In the Great Gatsby by F. Scott Fitzgerald, Nick Caraway, the protagonist from whose perspective the entire book is set, almost always exhibits radically negative views on other characters and their actions. One person, however, who is “exempt from [his] reaction – [is] Gatsby” (1.4). Nick almost enamors Gatsby. The reason for Nick’s exception of and affection for Gatsby lies largely in Nick himself. Set during the Roaring Twenties, the time when young millionaires were drowning in their wealth and living a careless, lavish life in a city that Nick describes as being filled with: “wild promise of all the mystery and the beauty in the world" (4.68) Nick can’t help but have a feeling that he is “inside and outside at the same time”.
In Conclusion, The film “The Great Gatsby” symbolizes a distortion of the actions and events surrounding the three main characters of the novel; Daisy, Nick and Tom. Although Baz Luhrman 's dramatized approach to "The Great Gatsby” is more entertaining and hence more marketable it takes away from the originality of the novel and underscores the complexity of its characters and themes. It is this complexity that has made “The Great Gatsby” a masterpiece and the movie 's failure to properly depict these complexities is one of the reasons why I found Baz Luhrman 's interpretation disappointing.
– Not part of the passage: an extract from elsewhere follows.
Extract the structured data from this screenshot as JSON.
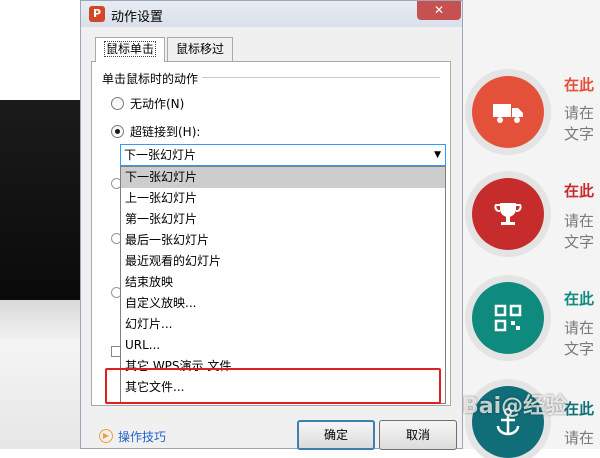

To the ordinary audience, the movie 's aesthetic grandeur may be enticing, however for a person who genuinely enjoyed Fitzgerald’s work the absence of abstract
To commonwealth, the riches are frequently advertised as uncanny extravagance. Yet whether it is displayed through the torn society in which the superficial and frivolous Kardashians abide, or in the heart of F. Scott Fitzgerald’s American classic, The Great Gatsby, wealth comes at a price. Fitzgerald conveys through his novel that beyond luxurious attire and thirty-thousand-dollar champagne, is an underlying truth that catches a glimpse of a world not so prosper. Indicatively, his fiction follows the story of a young man by the name Nick
Many people across the world enjoy drinking, but drinking heavily over longer periods of time may result in serious long-term health problems. Heavy or long-term consumption of alcohol damages the drinker and also ruins relationships and society in terms of violence and crime, accidents, and drunk driving. Alcoholism is the popular term for the two disorders, alcohol abuse and alcohol dependence. Alcohol abuse is when a person drinks to the point where it 's dangerously affecting their life. While alcohol dependence is when a person is physically or mentally addicted to alcohol.
(Lars Fynbo 2014) Deviant drunk drivers have been involved in burglaries, selling drugs, or have been arrested for domestic violence. (Lars Fynbo 2014) People who are socially deviant drinkers don’t work, don’t have their driving license anymore, or are banned from driving. (Lars Fynbo 2014) Most deviant drinkers come from families who have alcoholic parents and tend to get in trouble a lot. (Lars Fynbo 2014) In order for them to stop getting in trouble with the law, they need to get away from the people they are hanging out with. (Lars Fynbo 2014) Some people who have an alcoholic problem drive with an illegal blood alcohol concentration level.